An immunomagnetic separation (IMS) technique was developed to isolate the nitrogen-fixing bacterium, Azospirillum, from soil. Samples were reacted with polyclonal antibodies (pAb) raised in rabbits against whole-cell antigens of a mixture of five strains of Azospirillum brasilense. Following reaction with pAb, samples were treated with immunomagnetic beads (IMB: magnetic beads coated with anti-rabbit IgG antibodies), to allow capture of antibody-coated Azospirillum cells. The IMB were trapped by means of a magnet to permit washing for removal of unbound bacteria and were plated onto Congo Red agar (CRA) to allow growth of azospirilla. The method was optimized by incubating and washing samples in a 10 ml glass test-tube instead of a 1 ml plastic Eppendorf tube and by incubating the CRA plates in plastic bags to control the composition of the gas phase and moisture.

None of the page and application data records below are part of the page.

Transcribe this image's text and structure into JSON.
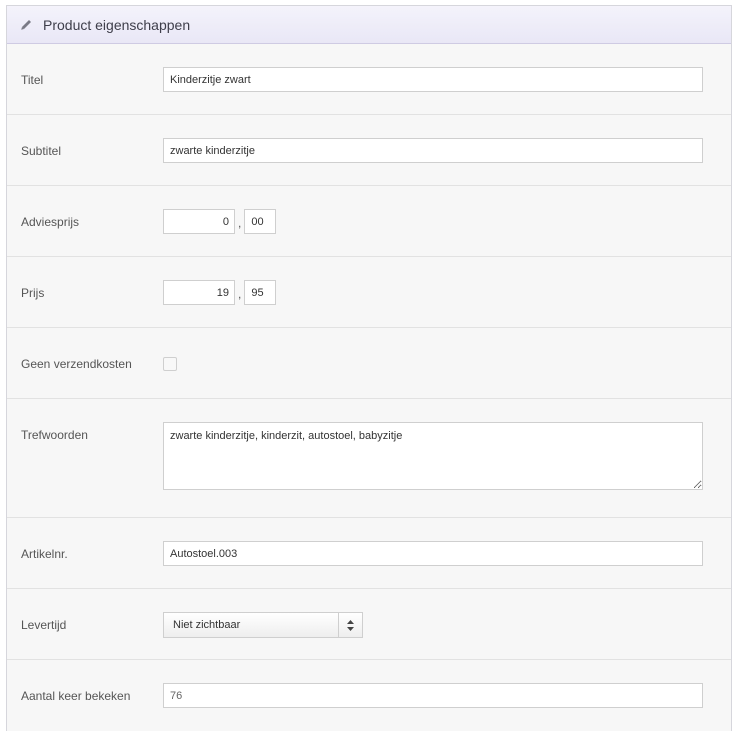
{
  "header": {
    "title": "Product eigenschappen",
    "icon": "pencil-icon"
  },
  "fields": {
    "titel": {
      "label": "Titel",
      "value": "Kinderzitje zwart"
    },
    "subtitel": {
      "label": "Subtitel",
      "value": "zwarte kinderzitje"
    },
    "adviesprijs": {
      "label": "Adviesprijs",
      "whole": "0",
      "separator": ",",
      "cents": "00"
    },
    "prijs": {
      "label": "Prijs",
      "whole": "19",
      "separator": ",",
      "cents": "95"
    },
    "geen_verzendkosten": {
      "label": "Geen verzendkosten",
      "checked": false
    },
    "trefwoorden": {
      "label": "Trefwoorden",
      "value": "zwarte kinderzitje, kinderzit, autostoel, babyzitje"
    },
    "artikelnr": {
      "label": "Artikelnr.",
      "value": "Autostoel.003"
    },
    "levertijd": {
      "label": "Levertijd",
      "selected": "Niet zichtbaar"
    },
    "aantal_keer_bekeken": {
      "label": "Aantal keer bekeken",
      "value": "76"
    }
  }
}
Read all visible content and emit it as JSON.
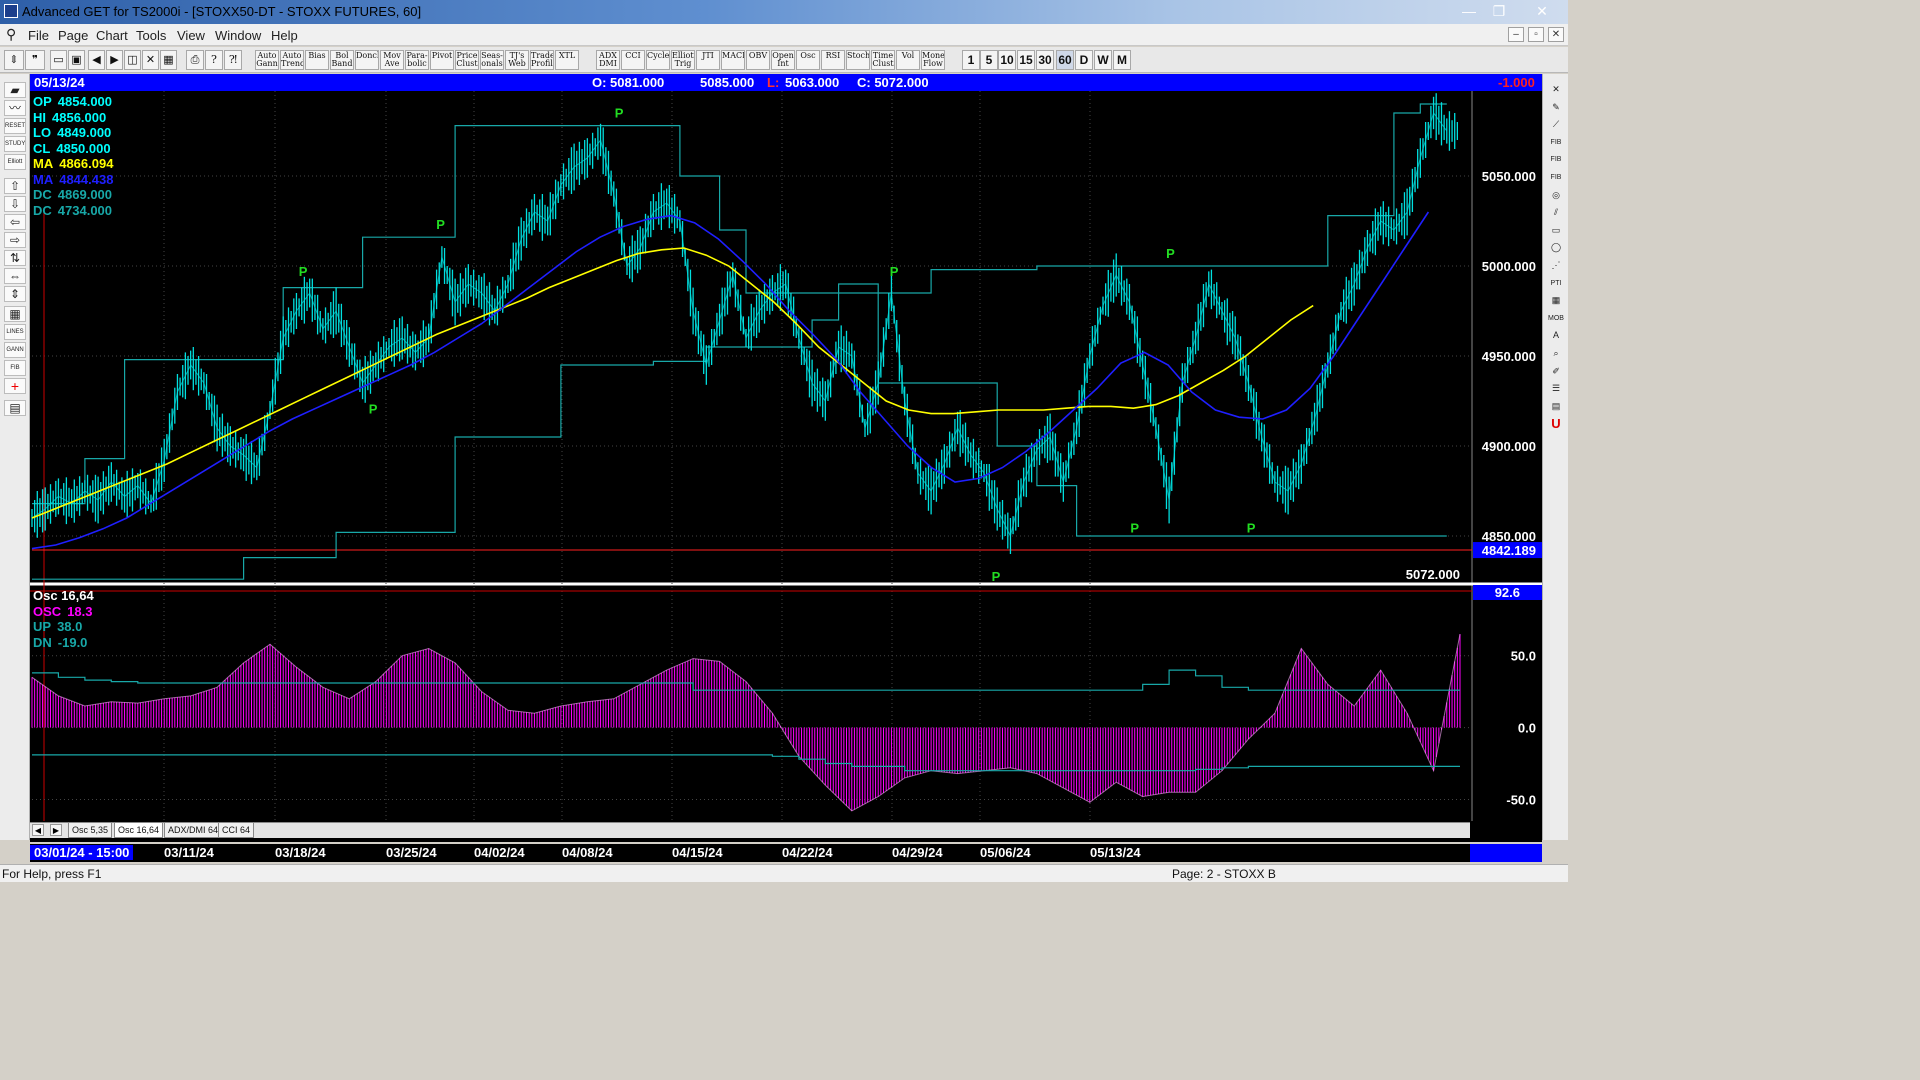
{
  "window": {
    "title": "Advanced GET for TS2000i - [STOXX50-DT - STOXX FUTURES, 60]",
    "min_glyph": "—",
    "max_glyph": "❐",
    "close_glyph": "✕"
  },
  "menu": [
    "File",
    "Page",
    "Chart",
    "Tools",
    "View",
    "Window",
    "Help"
  ],
  "mdi_controls": [
    "–",
    "▫",
    "✕"
  ],
  "toolbar": {
    "study_buttons": [
      "Auto Gann",
      "Auto Trend",
      "Bias",
      "Bol Band",
      "Donch",
      "Mov Ave",
      "Para-bolic",
      "Pivot",
      "Price Clust",
      "Seas-onals",
      "TJ's Web",
      "Trade Profile",
      "XTL",
      "ADX DMI",
      "CCI",
      "Cycles",
      "Elliott Trig",
      "JTI",
      "MACD",
      "OBV",
      "Open Int",
      "Osc",
      "RSI",
      "Stoch",
      "Time Clust",
      "Vol",
      "Money Flow"
    ],
    "intervals": [
      "1",
      "5",
      "10",
      "15",
      "30",
      "60",
      "D",
      "W",
      "M"
    ],
    "active_interval": "60"
  },
  "infobar": {
    "date": "05/13/24",
    "open": "O: 5081.000",
    "high": "5085.000",
    "low_label": "L:",
    "low": "5063.000",
    "close": "C: 5072.000",
    "change": "-1.000"
  },
  "legend_main": [
    {
      "label": "OP",
      "value": "4854.000",
      "color": "#00ffff"
    },
    {
      "label": "HI",
      "value": "4856.000",
      "color": "#00ffff"
    },
    {
      "label": "LO",
      "value": "4849.000",
      "color": "#00ffff"
    },
    {
      "label": "CL",
      "value": "4850.000",
      "color": "#00ffff"
    },
    {
      "label": "MA",
      "value": "4866.094",
      "color": "#ffff00"
    },
    {
      "label": "MA",
      "value": "4844.438",
      "color": "#1f1fff"
    },
    {
      "label": "DC",
      "value": "4869.000",
      "color": "#18a8a8"
    },
    {
      "label": "DC",
      "value": "4734.000",
      "color": "#18a8a8"
    }
  ],
  "legend_osc": [
    {
      "label": "Osc 16,64",
      "value": "",
      "color": "#ffffff"
    },
    {
      "label": "OSC",
      "value": "18.3",
      "color": "#ff00ff"
    },
    {
      "label": "UP",
      "value": "38.0",
      "color": "#18a8a8"
    },
    {
      "label": "DN",
      "value": "-19.0",
      "color": "#18a8a8"
    }
  ],
  "main_axis": {
    "ticks": [
      5050,
      5000,
      4950,
      4900,
      4850
    ],
    "tick_labels": [
      "5050.000",
      "5000.000",
      "4950.000",
      "4900.000",
      "4850.000"
    ],
    "cursor_value": 4842.189,
    "cursor_label": "4842.189",
    "last_label": "5072.000"
  },
  "osc_axis": {
    "ticks": [
      50,
      0,
      -50
    ],
    "tick_labels": [
      "50.0",
      "0.0",
      "-50.0"
    ],
    "top_label": "92.6"
  },
  "tabs": [
    "Osc 5,35",
    "Osc 16,64",
    "ADX/DMI 64",
    "CCI 64"
  ],
  "active_tab": "Osc 16,64",
  "dates": [
    "03/01/24 - 15:00",
    "03/11/24",
    "03/18/24",
    "03/25/24",
    "04/02/24",
    "04/08/24",
    "04/15/24",
    "04/22/24",
    "04/29/24",
    "05/06/24",
    "05/13/24"
  ],
  "status": {
    "help": "For Help, press F1",
    "page": "Page: 2 - STOXX B"
  },
  "chart_data": [
    {
      "type": "line",
      "title": "STOXX50-DT - STOXX FUTURES, 60",
      "ylim": [
        4825,
        5095
      ],
      "x": [
        0,
        10,
        20,
        30,
        40,
        50,
        60,
        70,
        80,
        90,
        100,
        110,
        120,
        130,
        140,
        150,
        160,
        170,
        180,
        190,
        200,
        210,
        220,
        230,
        240,
        250,
        260,
        270,
        280,
        290,
        300,
        310,
        320,
        330,
        340,
        350,
        360,
        370,
        380,
        390,
        400,
        410,
        420,
        430,
        440,
        450,
        460,
        470,
        480,
        490,
        500,
        510,
        520,
        530,
        540,
        550,
        560,
        570,
        580,
        590,
        600,
        610,
        620,
        630,
        640,
        650,
        660,
        670,
        680,
        690,
        700,
        710,
        720,
        730,
        740,
        750,
        760,
        770,
        780,
        790,
        800,
        810,
        820,
        830,
        840,
        850,
        860,
        870,
        880,
        890,
        900,
        910,
        920,
        930,
        940,
        950,
        960,
        970,
        980,
        990,
        1000,
        1010,
        1020,
        1030,
        1040,
        1050,
        1060,
        1070
      ],
      "series": [
        {
          "name": "CL",
          "values": [
            4860,
            4865,
            4872,
            4868,
            4875,
            4870,
            4880,
            4872,
            4878,
            4868,
            4892,
            4930,
            4945,
            4935,
            4910,
            4900,
            4895,
            4888,
            4920,
            4960,
            4975,
            4985,
            4965,
            4975,
            4955,
            4935,
            4945,
            4955,
            4960,
            4952,
            4960,
            5005,
            4980,
            4990,
            4985,
            4975,
            4990,
            5015,
            5030,
            5025,
            5045,
            5055,
            5060,
            5070,
            5040,
            5000,
            5010,
            5030,
            5035,
            5025,
            4975,
            4945,
            4970,
            4995,
            4960,
            4975,
            4985,
            4990,
            4960,
            4935,
            4925,
            4955,
            4950,
            4910,
            4935,
            4985,
            4925,
            4885,
            4875,
            4890,
            4910,
            4895,
            4885,
            4865,
            4850,
            4880,
            4898,
            4905,
            4880,
            4910,
            4950,
            4978,
            4995,
            4980,
            4945,
            4910,
            4870,
            4935,
            4960,
            4990,
            4975,
            4960,
            4935,
            4905,
            4880,
            4875,
            4890,
            4915,
            4945,
            4975,
            4990,
            5010,
            5025,
            5020,
            5030,
            5060,
            5085,
            5075
          ]
        },
        {
          "name": "MA",
          "values": [
            4860,
            4865,
            4870,
            4875,
            4880,
            4885,
            4890,
            4896,
            4902,
            4908,
            4914,
            4920,
            4926,
            4932,
            4938,
            4944,
            4950,
            4956,
            4962,
            4967,
            4972,
            4977,
            4982,
            4988,
            4993,
            4998,
            5003,
            5007,
            5009,
            5010,
            5006,
            5000,
            4990,
            4980,
            4968,
            4955,
            4945,
            4935,
            4925,
            4920,
            4918,
            4918,
            4919,
            4920,
            4920,
            4920,
            4921,
            4922,
            4922,
            4921,
            4923,
            4928,
            4935,
            4942,
            4950,
            4960,
            4970,
            4978
          ]
        },
        {
          "name": "MA",
          "values": [
            4843,
            4845,
            4849,
            4854,
            4860,
            4868,
            4876,
            4884,
            4892,
            4900,
            4908,
            4915,
            4921,
            4927,
            4933,
            4939,
            4945,
            4952,
            4960,
            4968,
            4978,
            4988,
            4998,
            5008,
            5016,
            5022,
            5026,
            5028,
            5024,
            5015,
            5003,
            4990,
            4975,
            4962,
            4948,
            4930,
            4915,
            4900,
            4888,
            4880,
            4882,
            4888,
            4897,
            4908,
            4920,
            4932,
            4946,
            4952,
            4945,
            4930,
            4920,
            4916,
            4915,
            4920,
            4932,
            4950,
            4970,
            4990,
            5010,
            5030
          ]
        },
        {
          "name": "DC",
          "values": [
            4868,
            4868,
            4868,
            4868,
            4893,
            4893,
            4893,
            4948,
            4948,
            4948,
            4948,
            4948,
            4948,
            4948,
            4948,
            4948,
            4948,
            4948,
            4948,
            4988,
            4988,
            4988,
            4988,
            4988,
            4988,
            5016,
            5016,
            5016,
            5016,
            5016,
            5016,
            5016,
            5078,
            5078,
            5078,
            5078,
            5078,
            5078,
            5078,
            5078,
            5078,
            5078,
            5078,
            5078,
            5078,
            5078,
            5078,
            5078,
            5078,
            5050,
            5050,
            5050,
            5020,
            5020,
            4985,
            4985,
            4985,
            4985,
            4985,
            4985,
            4985,
            4985,
            4985,
            4985,
            4985,
            4985,
            4985,
            4985,
            4998,
            4998,
            4998,
            4998,
            4998,
            4998,
            4998,
            4998,
            5000,
            5000,
            5000,
            5000,
            5000,
            5000,
            5000,
            5000,
            5000,
            5000,
            5000,
            5000,
            5000,
            5000,
            5000,
            5000,
            5000,
            5000,
            5000,
            5000,
            5000,
            5000,
            5028,
            5028,
            5028,
            5028,
            5028,
            5085,
            5085,
            5090,
            5090,
            5090
          ]
        },
        {
          "name": "DC",
          "values": [
            4826,
            4826,
            4826,
            4826,
            4826,
            4826,
            4826,
            4826,
            4826,
            4826,
            4826,
            4826,
            4826,
            4826,
            4826,
            4826,
            4838,
            4838,
            4838,
            4838,
            4838,
            4838,
            4838,
            4852,
            4852,
            4852,
            4852,
            4852,
            4852,
            4852,
            4852,
            4852,
            4905,
            4905,
            4905,
            4905,
            4905,
            4905,
            4905,
            4905,
            4945,
            4945,
            4945,
            4945,
            4945,
            4945,
            4945,
            4947,
            4947,
            4947,
            4947,
            4955,
            4955,
            4955,
            4955,
            4955,
            4955,
            4955,
            4955,
            4970,
            4970,
            4990,
            4990,
            4990,
            4935,
            4935,
            4935,
            4935,
            4935,
            4935,
            4935,
            4935,
            4935,
            4900,
            4900,
            4900,
            4878,
            4878,
            4878,
            4850,
            4850,
            4850,
            4850,
            4850,
            4850,
            4850,
            4850,
            4850,
            4850,
            4850,
            4850,
            4850,
            4850,
            4850,
            4850,
            4850,
            4850,
            4850,
            4850,
            4850,
            4850,
            4850,
            4850,
            4850,
            4850,
            4850,
            4850,
            4850
          ]
        }
      ],
      "pivots": [
        {
          "label": "P",
          "x": 205,
          "y": 4990,
          "kind": "high"
        },
        {
          "label": "P",
          "x": 258,
          "y": 4928,
          "kind": "low"
        },
        {
          "label": "P",
          "x": 309,
          "y": 5016,
          "kind": "high"
        },
        {
          "label": "P",
          "x": 444,
          "y": 5078,
          "kind": "high"
        },
        {
          "label": "P",
          "x": 652,
          "y": 4990,
          "kind": "high"
        },
        {
          "label": "P",
          "x": 729,
          "y": 4835,
          "kind": "low"
        },
        {
          "label": "P",
          "x": 834,
          "y": 4862,
          "kind": "low"
        },
        {
          "label": "P",
          "x": 861,
          "y": 5000,
          "kind": "high"
        },
        {
          "label": "P",
          "x": 922,
          "y": 4862,
          "kind": "low"
        }
      ]
    },
    {
      "type": "bar",
      "title": "Osc 16,64",
      "ylim": [
        -65,
        95
      ],
      "x": [
        0,
        20,
        40,
        60,
        80,
        100,
        120,
        140,
        160,
        180,
        200,
        220,
        240,
        260,
        280,
        300,
        320,
        340,
        360,
        380,
        400,
        420,
        440,
        460,
        480,
        500,
        520,
        540,
        560,
        580,
        600,
        620,
        640,
        660,
        680,
        700,
        720,
        740,
        760,
        780,
        800,
        820,
        840,
        860,
        880,
        900,
        920,
        940,
        960,
        980,
        1000,
        1020,
        1040,
        1060,
        1080
      ],
      "series": [
        {
          "name": "OSC",
          "values": [
            35,
            22,
            15,
            18,
            17,
            20,
            22,
            28,
            45,
            58,
            42,
            28,
            20,
            32,
            50,
            55,
            45,
            25,
            12,
            10,
            15,
            18,
            20,
            30,
            40,
            48,
            46,
            32,
            10,
            -20,
            -40,
            -58,
            -48,
            -35,
            -30,
            -32,
            -30,
            -28,
            -32,
            -42,
            -52,
            -38,
            -48,
            -45,
            -45,
            -30,
            -8,
            10,
            55,
            30,
            15,
            40,
            10,
            -30,
            65
          ]
        },
        {
          "name": "UP",
          "values": [
            38,
            35,
            33,
            32,
            31,
            31,
            31,
            31,
            31,
            31,
            31,
            31,
            31,
            31,
            31,
            31,
            31,
            31,
            31,
            31,
            31,
            31,
            31,
            31,
            31,
            26,
            26,
            26,
            26,
            26,
            26,
            26,
            26,
            26,
            26,
            26,
            26,
            26,
            26,
            26,
            26,
            26,
            30,
            40,
            36,
            28,
            26,
            26,
            26,
            26,
            26,
            26,
            26,
            26,
            26
          ]
        },
        {
          "name": "DN",
          "values": [
            -19,
            -19,
            -19,
            -19,
            -19,
            -19,
            -19,
            -19,
            -19,
            -19,
            -19,
            -19,
            -19,
            -19,
            -19,
            -19,
            -19,
            -19,
            -19,
            -19,
            -19,
            -19,
            -19,
            -19,
            -19,
            -19,
            -19,
            -19,
            -20,
            -22,
            -25,
            -27,
            -27,
            -30,
            -30,
            -30,
            -30,
            -30,
            -30,
            -30,
            -30,
            -30,
            -30,
            -30,
            -29,
            -28,
            -27,
            -27,
            -27,
            -27,
            -27,
            -27,
            -27,
            -27,
            -27
          ]
        }
      ]
    }
  ],
  "colors": {
    "price": "#00e0e0",
    "ma_fast": "#ffff00",
    "ma_slow": "#1f1fff",
    "donchian": "#18a8a8",
    "pivot": "#22dd22",
    "osc": "#ff00ff",
    "infobar": "#0000ff",
    "cursor_line": "#ff2020"
  }
}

Azospirillum spp. were isolated from the rhizospheres of wheat plants grown in soil from seven different regions in New South Wales (NSW). The IMS procedure is more efficient than culturing in nitrogen-free semisolid medium (Nfb) for detecting and counting azospirilla in natural soils.
ASJC Scopus subject areas
- Soil Science